I'm always surprised when a pen runs out of ink. A pen seems as if it should be one of those objects blessed with immortality. Especially so when the body of the pen is solid, which many are, and it seems more like a writing instrument or piece of jewelry than the burnt charcoal stick in the fire that gave birth to all of this.
The pen worked the last time I used it and the time before that, and now in the midst of writing a check to Capital One, a check I hoped would not get cashed for several days after the company received it, the pen quit.
There is the human corollary in terms of health that we've heard and used.
"I felt good yesterday, but today I have a cold."
We like continuity. We want to be able to count on things. A pen nears the top of the list.
Ink gets cold. Especially in the winter. The winter is no time to give up on a pen. You might as well give up on your best friend in a snowstorm.
Better to try to warm them. Both your companion with a bear hug and your pen with a hand hug.
This being May, and in the wake of a slew of 90-plus- degree days, cold, thick ink was probably not the problem.
I turned the pen upside down. Then right-side up. I twirled it between my index and middle fingers as if I were a majorette and the pen were a finger baton.
This move requires caution and not many people can pull it off, no matter how badly they'd like their pens to work again.
If you're overzealous, and your fingers are out of sync, you can hurl the pen forward and stick it into the wall like an arrow. Although this is impressive, and may serve as a warning to the pen to wake up, it is no guarantee that your pen will again write.
I tapped the pen on the check and then placed the tip on the paper. This time, there was nothing at all other than the imprint, and even that was illegible.

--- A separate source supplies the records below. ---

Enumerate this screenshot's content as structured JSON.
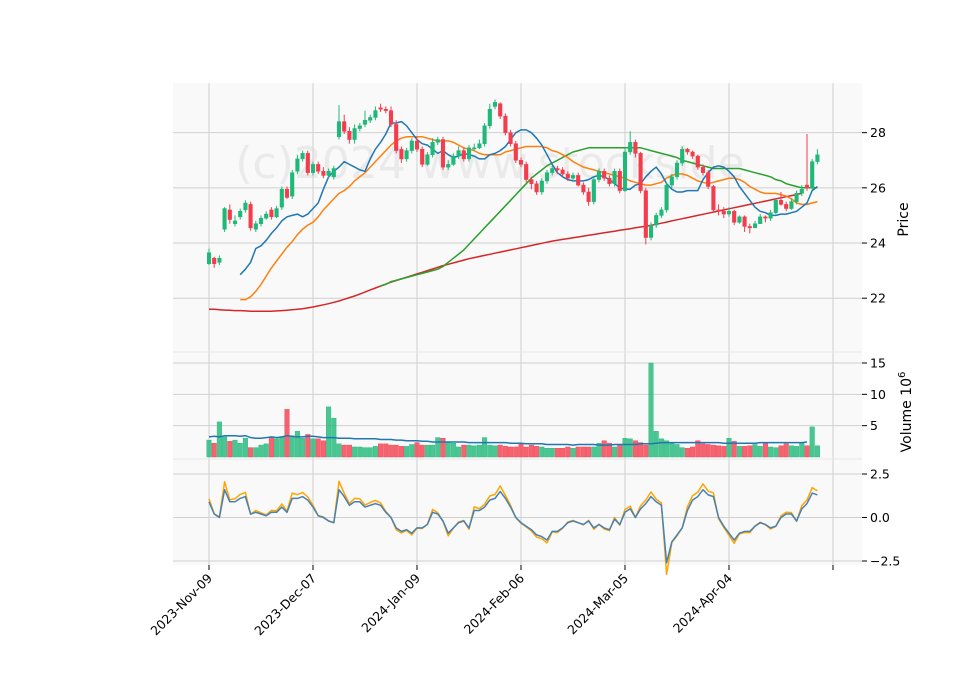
{
  "chart_data": {
    "type": "candlestick",
    "watermark": "(c)2024 www.stockside",
    "colors": {
      "panel_bg": "#f9f9f9",
      "grid": "#d0d0d0",
      "up": "#1fb878",
      "down": "#f33d4d",
      "sma5": "#1f77b4",
      "sma10": "#ff7f0e",
      "sma20": "#2ca02c",
      "sma100": "#d62728",
      "vol_avg": "#1f77b4",
      "osc1": "#4682b4",
      "osc2": "#ffa500"
    },
    "x_tick_labels": [
      "2023-Nov-09",
      "2023-Dec-07",
      "2024-Jan-09",
      "2024-Feb-06",
      "2024-Mar-05",
      "2024-Apr-04"
    ],
    "x_tick_index": [
      0,
      20,
      40,
      60,
      80,
      100
    ],
    "price_panel": {
      "ylabel": "Price",
      "ylim": [
        20.05,
        29.8
      ],
      "ticks": [
        22,
        24,
        26,
        28
      ],
      "tick_labels": [
        "22",
        "24",
        "26",
        "28"
      ]
    },
    "volume_panel": {
      "ylabel": "Volume",
      "scale_label": "10",
      "scale_exp": "6",
      "ylim": [
        0,
        15
      ],
      "ticks": [
        5,
        10,
        15
      ],
      "tick_labels": [
        "5",
        "10",
        "15"
      ]
    },
    "osc_panel": {
      "ylim": [
        -2.8,
        3.2
      ],
      "ticks": [
        -2.5,
        0.0,
        2.5
      ],
      "tick_labels": [
        "−2.5",
        "0.0",
        "2.5"
      ]
    },
    "close": [
      23.65,
      23.25,
      23.45,
      25.25,
      24.85,
      24.8,
      25.15,
      25.45,
      24.55,
      24.7,
      24.9,
      25.05,
      24.95,
      25.25,
      25.95,
      25.65,
      26.55,
      27.05,
      27.25,
      26.55,
      26.85,
      26.6,
      26.45,
      26.6,
      26.7,
      28.4,
      28.05,
      27.75,
      28.15,
      28.25,
      28.45,
      28.55,
      28.8,
      28.85,
      28.8,
      28.3,
      27.35,
      27.05,
      27.35,
      27.7,
      27.4,
      26.85,
      27.2,
      27.65,
      27.75,
      26.75,
      26.85,
      27.15,
      27.35,
      27.05,
      27.45,
      27.45,
      27.6,
      28.25,
      28.85,
      29.1,
      28.6,
      28.0,
      27.6,
      27.0,
      26.85,
      26.3,
      26.15,
      25.85,
      26.25,
      26.55,
      26.7,
      26.65,
      26.5,
      26.35,
      26.45,
      26.1,
      25.85,
      25.5,
      26.3,
      26.6,
      26.35,
      26.15,
      26.6,
      25.9,
      27.3,
      27.65,
      27.25,
      25.9,
      24.2,
      24.65,
      25.0,
      25.2,
      26.1,
      26.4,
      26.9,
      27.4,
      27.3,
      27.15,
      26.75,
      26.55,
      26.05,
      25.2,
      25.15,
      25.05,
      25.15,
      24.75,
      24.95,
      24.6,
      24.55,
      24.7,
      24.95,
      24.9,
      25.1,
      25.55,
      25.4,
      25.25,
      25.5,
      25.8,
      25.95,
      26.0,
      26.95,
      27.2
    ],
    "open": [
      23.25,
      23.45,
      23.3,
      24.5,
      25.2,
      24.7,
      24.95,
      25.2,
      25.4,
      24.5,
      24.7,
      24.9,
      25.2,
      24.95,
      25.3,
      25.95,
      25.7,
      26.6,
      27.05,
      27.25,
      26.55,
      26.85,
      26.6,
      26.45,
      26.4,
      27.85,
      28.4,
      28.05,
      27.75,
      28.15,
      28.3,
      28.45,
      28.55,
      28.9,
      28.85,
      28.8,
      28.3,
      27.4,
      27.05,
      27.35,
      27.7,
      27.4,
      26.85,
      27.2,
      27.65,
      27.75,
      26.75,
      26.85,
      27.15,
      27.35,
      27.05,
      27.45,
      27.45,
      27.6,
      28.25,
      28.95,
      29.05,
      28.6,
      28.0,
      27.6,
      27.0,
      26.85,
      26.3,
      26.15,
      25.85,
      26.25,
      26.55,
      26.7,
      26.65,
      26.5,
      26.35,
      26.45,
      26.1,
      25.85,
      25.5,
      26.3,
      26.6,
      26.35,
      26.15,
      26.6,
      25.9,
      27.3,
      27.65,
      27.25,
      25.9,
      24.2,
      24.65,
      25.0,
      25.2,
      26.1,
      26.4,
      26.9,
      27.4,
      27.3,
      27.15,
      26.75,
      26.55,
      26.05,
      25.2,
      25.15,
      25.05,
      25.15,
      24.75,
      24.95,
      24.6,
      24.55,
      24.7,
      24.95,
      24.9,
      25.1,
      25.55,
      25.4,
      25.25,
      25.5,
      25.8,
      26.1,
      26.0,
      26.95
    ],
    "high": [
      23.8,
      23.5,
      23.55,
      25.3,
      25.4,
      25.0,
      25.25,
      25.55,
      25.5,
      24.8,
      25.0,
      25.15,
      25.3,
      25.35,
      26.05,
      26.05,
      26.65,
      27.2,
      27.35,
      27.35,
      26.95,
      26.95,
      26.75,
      26.7,
      26.8,
      29.0,
      28.65,
      28.2,
      28.3,
      28.35,
      28.8,
      28.65,
      28.95,
      29.05,
      28.95,
      28.95,
      28.45,
      27.5,
      27.45,
      27.8,
      27.85,
      27.5,
      27.3,
      27.8,
      27.85,
      27.85,
      27.0,
      27.25,
      27.5,
      27.45,
      27.55,
      27.6,
      27.75,
      28.35,
      29.05,
      29.2,
      29.1,
      28.7,
      28.1,
      27.7,
      27.1,
      26.95,
      26.4,
      26.25,
      26.35,
      26.65,
      26.8,
      26.8,
      26.75,
      26.6,
      26.55,
      26.55,
      26.2,
      26.0,
      26.4,
      26.7,
      26.7,
      26.45,
      26.7,
      26.7,
      27.45,
      28.05,
      27.75,
      27.3,
      26.0,
      24.75,
      25.1,
      25.3,
      26.2,
      26.5,
      27.0,
      27.5,
      27.45,
      27.35,
      27.2,
      26.85,
      26.65,
      26.1,
      25.4,
      25.3,
      25.3,
      25.2,
      25.0,
      25.0,
      24.7,
      24.8,
      25.05,
      25.0,
      25.2,
      25.6,
      25.85,
      25.5,
      25.6,
      25.9,
      26.1,
      27.95,
      27.05,
      27.4
    ],
    "low": [
      23.2,
      23.1,
      23.2,
      24.4,
      24.7,
      24.6,
      24.85,
      25.1,
      24.45,
      24.4,
      24.6,
      24.85,
      24.85,
      24.9,
      25.2,
      25.6,
      25.6,
      26.5,
      26.95,
      26.45,
      26.45,
      26.5,
      26.35,
      26.35,
      26.3,
      27.75,
      27.95,
      27.6,
      27.6,
      28.05,
      28.2,
      28.35,
      28.45,
      28.75,
      28.7,
      28.2,
      27.25,
      26.9,
      26.95,
      27.25,
      27.3,
      26.75,
      26.8,
      27.1,
      27.55,
      26.65,
      26.65,
      26.8,
      27.05,
      26.95,
      26.95,
      27.35,
      27.4,
      27.5,
      28.15,
      28.85,
      28.5,
      27.9,
      27.5,
      26.9,
      26.75,
      26.2,
      25.95,
      25.75,
      25.75,
      26.15,
      26.45,
      26.5,
      26.4,
      26.25,
      26.25,
      26.05,
      25.75,
      25.35,
      25.4,
      26.2,
      26.25,
      26.05,
      26.05,
      25.8,
      25.85,
      27.2,
      27.1,
      25.8,
      23.95,
      24.1,
      24.55,
      24.9,
      25.1,
      26.0,
      26.3,
      26.8,
      27.2,
      27.05,
      26.65,
      26.45,
      25.95,
      25.1,
      25.0,
      24.9,
      24.95,
      24.65,
      24.7,
      24.4,
      24.35,
      24.55,
      24.75,
      24.75,
      24.8,
      25.05,
      25.35,
      25.15,
      25.2,
      25.4,
      25.7,
      25.9,
      25.9,
      26.85
    ],
    "volume": [
      2.7,
      2.2,
      5.6,
      3.2,
      2.5,
      2.7,
      2.2,
      3.0,
      1.5,
      1.5,
      1.9,
      2.1,
      3.2,
      2.9,
      3.2,
      7.6,
      3.2,
      4.1,
      3.0,
      3.6,
      2.9,
      2.9,
      2.6,
      8.0,
      6.2,
      2.1,
      1.9,
      1.9,
      1.6,
      1.6,
      1.5,
      1.5,
      1.7,
      2.1,
      2.1,
      1.9,
      1.9,
      1.7,
      1.7,
      2.0,
      2.3,
      1.9,
      1.9,
      1.9,
      3.1,
      3.0,
      2.3,
      2.2,
      1.6,
      1.9,
      1.9,
      1.8,
      1.9,
      3.1,
      1.9,
      1.8,
      1.9,
      1.7,
      1.6,
      1.6,
      2.1,
      1.6,
      1.9,
      1.7,
      1.6,
      1.4,
      1.4,
      1.4,
      1.4,
      1.6,
      1.4,
      1.6,
      1.6,
      1.6,
      1.6,
      2.2,
      2.6,
      2.2,
      1.6,
      2.0,
      3.0,
      2.9,
      2.6,
      2.3,
      1.9,
      15.0,
      4.1,
      2.9,
      2.6,
      2.2,
      2.0,
      1.5,
      1.4,
      1.6,
      2.6,
      2.1,
      2.0,
      1.9,
      1.8,
      1.7,
      3.0,
      2.5,
      1.7,
      1.7,
      1.8,
      2.0,
      1.7,
      2.3,
      1.6,
      1.5,
      1.8,
      2.1,
      1.8,
      1.7,
      2.3,
      1.8,
      4.8,
      1.8
    ],
    "volume_avg": [
      3.2,
      3.3,
      3.2,
      3.4,
      3.4,
      3.4,
      3.3,
      3.4,
      3.1,
      3.0,
      3.0,
      3.1,
      3.2,
      3.1,
      3.2,
      3.4,
      3.3,
      3.2,
      3.2,
      3.3,
      3.3,
      3.2,
      3.1,
      3.1,
      3.1,
      3.0,
      3.0,
      3.0,
      2.9,
      2.9,
      2.9,
      2.9,
      2.9,
      2.8,
      2.8,
      2.8,
      2.7,
      2.7,
      2.6,
      2.6,
      2.6,
      2.5,
      2.5,
      2.4,
      2.4,
      2.4,
      2.4,
      2.4,
      2.4,
      2.4,
      2.3,
      2.3,
      2.3,
      2.3,
      2.3,
      2.3,
      2.3,
      2.3,
      2.2,
      2.2,
      2.2,
      2.1,
      2.1,
      2.1,
      2.1,
      2.0,
      2.0,
      2.0,
      2.0,
      2.0,
      1.9,
      2.0,
      2.0,
      2.0,
      2.0,
      1.9,
      1.9,
      1.9,
      2.0,
      2.0,
      2.0,
      2.0,
      2.0,
      2.1,
      2.1,
      2.1,
      2.2,
      2.3,
      2.3,
      2.3,
      2.3,
      2.3,
      2.3,
      2.3,
      2.3,
      2.3,
      2.3,
      2.3,
      2.3,
      2.2,
      2.2,
      2.2,
      2.2,
      2.2,
      2.2,
      2.2,
      2.3,
      2.3,
      2.3,
      2.3,
      2.3,
      2.3,
      2.3,
      2.3,
      2.3,
      2.4
    ],
    "sma5": [
      22.85,
      23.05,
      23.3,
      23.8,
      23.9,
      24.1,
      24.35,
      24.55,
      24.8,
      24.95,
      25.0,
      25.05,
      24.95,
      25.05,
      25.25,
      25.45,
      25.95,
      26.4,
      26.6,
      26.75,
      26.95,
      26.85,
      26.75,
      26.65,
      26.6,
      27.05,
      27.4,
      27.65,
      27.95,
      28.35,
      28.35,
      28.4,
      28.25,
      28.0,
      27.75,
      27.6,
      27.55,
      27.4,
      27.25,
      27.35,
      27.2,
      27.1,
      27.15,
      27.25,
      27.2,
      27.15,
      27.05,
      27.05,
      27.2,
      27.25,
      27.35,
      27.5,
      27.75,
      28.0,
      28.1,
      28.1,
      28.0,
      27.8,
      27.55,
      27.2,
      26.85,
      26.55,
      26.4,
      26.3,
      26.25,
      26.25,
      26.25,
      26.3,
      26.4,
      26.45,
      26.4,
      26.3,
      26.15,
      26.0,
      25.95,
      25.95,
      26.1,
      26.15,
      26.4,
      26.6,
      26.75,
      26.5,
      26.15,
      25.95,
      25.85,
      25.85,
      25.9,
      25.9,
      25.9,
      26.3,
      26.55,
      26.75,
      26.8,
      26.75,
      26.6,
      26.4,
      26.05,
      25.8,
      25.55,
      25.3,
      25.15,
      25.1,
      25.0,
      25.0,
      25.05,
      25.05,
      25.1,
      25.15,
      25.3,
      25.45,
      25.9,
      26.05
    ],
    "sma10": [
      21.95,
      21.95,
      22.05,
      22.25,
      22.5,
      22.8,
      23.1,
      23.35,
      23.6,
      23.85,
      24.05,
      24.3,
      24.5,
      24.65,
      24.75,
      24.95,
      25.2,
      25.4,
      25.6,
      25.8,
      25.9,
      26.05,
      26.25,
      26.4,
      26.55,
      26.75,
      26.95,
      27.15,
      27.35,
      27.55,
      27.7,
      27.8,
      27.85,
      27.85,
      27.85,
      27.85,
      27.8,
      27.75,
      27.7,
      27.7,
      27.7,
      27.65,
      27.55,
      27.45,
      27.4,
      27.35,
      27.25,
      27.2,
      27.2,
      27.2,
      27.2,
      27.3,
      27.35,
      27.4,
      27.45,
      27.5,
      27.5,
      27.5,
      27.5,
      27.45,
      27.35,
      27.3,
      27.2,
      27.1,
      26.95,
      26.85,
      26.75,
      26.7,
      26.65,
      26.6,
      26.55,
      26.5,
      26.45,
      26.4,
      26.35,
      26.25,
      26.2,
      26.15,
      26.1,
      26.1,
      26.15,
      26.2,
      26.35,
      26.45,
      26.5,
      26.5,
      26.45,
      26.35,
      26.25,
      26.2,
      26.15,
      26.2,
      26.25,
      26.3,
      26.35,
      26.35,
      26.3,
      26.2,
      26.05,
      25.95,
      25.85,
      25.8,
      25.8,
      25.8,
      25.75,
      25.7,
      25.6,
      25.45,
      25.4,
      25.4,
      25.45,
      25.5
    ],
    "sma20": [
      22.45,
      22.5,
      22.6,
      22.65,
      22.7,
      22.75,
      22.8,
      22.85,
      22.9,
      22.95,
      23.0,
      23.05,
      23.15,
      23.3,
      23.45,
      23.6,
      23.75,
      23.95,
      24.15,
      24.35,
      24.55,
      24.75,
      24.95,
      25.15,
      25.35,
      25.55,
      25.75,
      25.95,
      26.15,
      26.35,
      26.5,
      26.65,
      26.8,
      26.9,
      27.0,
      27.1,
      27.2,
      27.3,
      27.35,
      27.4,
      27.45,
      27.45,
      27.45,
      27.45,
      27.45,
      27.45,
      27.45,
      27.45,
      27.45,
      27.45,
      27.45,
      27.4,
      27.35,
      27.3,
      27.25,
      27.2,
      27.15,
      27.1,
      27.0,
      26.95,
      26.9,
      26.85,
      26.8,
      26.75,
      26.7,
      26.7,
      26.7,
      26.7,
      26.7,
      26.7,
      26.65,
      26.6,
      26.55,
      26.5,
      26.45,
      26.4,
      26.3,
      26.25,
      26.15,
      26.1,
      26.05,
      26.0,
      26.0,
      26.0,
      26.0
    ],
    "sma100": [
      21.6,
      21.6,
      21.58,
      21.57,
      21.56,
      21.55,
      21.55,
      21.54,
      21.53,
      21.53,
      21.53,
      21.53,
      21.53,
      21.54,
      21.55,
      21.56,
      21.58,
      21.6,
      21.62,
      21.65,
      21.68,
      21.72,
      21.76,
      21.8,
      21.85,
      21.9,
      21.96,
      22.02,
      22.08,
      22.15,
      22.22,
      22.3,
      22.37,
      22.44,
      22.51,
      22.58,
      22.64,
      22.7,
      22.76,
      22.82,
      22.88,
      22.94,
      23.0,
      23.06,
      23.12,
      23.18,
      23.23,
      23.28,
      23.33,
      23.38,
      23.43,
      23.47,
      23.51,
      23.55,
      23.59,
      23.63,
      23.67,
      23.71,
      23.75,
      23.79,
      23.83,
      23.87,
      23.91,
      23.95,
      23.99,
      24.03,
      24.07,
      24.1,
      24.13,
      24.16,
      24.19,
      24.22,
      24.25,
      24.28,
      24.31,
      24.34,
      24.37,
      24.4,
      24.43,
      24.46,
      24.49,
      24.52,
      24.55,
      24.58,
      24.61,
      24.64,
      24.68,
      24.72,
      24.76,
      24.8,
      24.84,
      24.88,
      24.92,
      24.96,
      25.0,
      25.04,
      25.08,
      25.12,
      25.16,
      25.2,
      25.24,
      25.28,
      25.32,
      25.36,
      25.4,
      25.44,
      25.48,
      25.52,
      25.56,
      25.6,
      25.64,
      25.68,
      25.72,
      25.76,
      25.8
    ],
    "osc1": [
      0.9,
      0.2,
      0.0,
      1.6,
      0.9,
      0.9,
      1.1,
      1.2,
      0.2,
      0.3,
      0.2,
      0.1,
      0.3,
      0.3,
      0.6,
      0.3,
      1.1,
      1.1,
      1.2,
      1.0,
      0.6,
      0.1,
      0.0,
      -0.2,
      -0.3,
      1.6,
      1.2,
      0.7,
      0.9,
      0.9,
      0.6,
      0.7,
      0.8,
      0.7,
      0.3,
      0.0,
      -0.6,
      -0.8,
      -0.7,
      -0.9,
      -0.6,
      -0.6,
      -0.4,
      0.3,
      0.2,
      -0.2,
      -0.9,
      -0.6,
      -0.3,
      -0.2,
      -0.6,
      0.4,
      0.4,
      0.6,
      1.0,
      1.1,
      1.5,
      1.1,
      0.6,
      0.0,
      -0.3,
      -0.5,
      -0.7,
      -1.0,
      -1.1,
      -1.3,
      -0.8,
      -0.8,
      -0.6,
      -0.3,
      -0.2,
      -0.3,
      -0.4,
      -0.2,
      -0.6,
      -0.4,
      -0.6,
      -0.7,
      -0.1,
      -0.4,
      0.3,
      0.5,
      0.0,
      0.5,
      0.8,
      1.2,
      0.9,
      0.7,
      -2.6,
      -1.4,
      -1.0,
      -0.6,
      0.4,
      1.0,
      1.2,
      1.6,
      1.3,
      1.2,
      0.0,
      -0.5,
      -0.9,
      -1.3,
      -0.9,
      -0.8,
      -0.8,
      -0.5,
      -0.3,
      -0.4,
      -0.6,
      -0.5,
      0.0,
      0.2,
      0.2,
      -0.2,
      0.5,
      0.8,
      1.4,
      1.3
    ]
  }
}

I could continue, but it would require the clerk at Capital One to don 3D glasses.
I tossed the pen in the trash. Yesterday, it worked. Today, I was both out of ink and luck.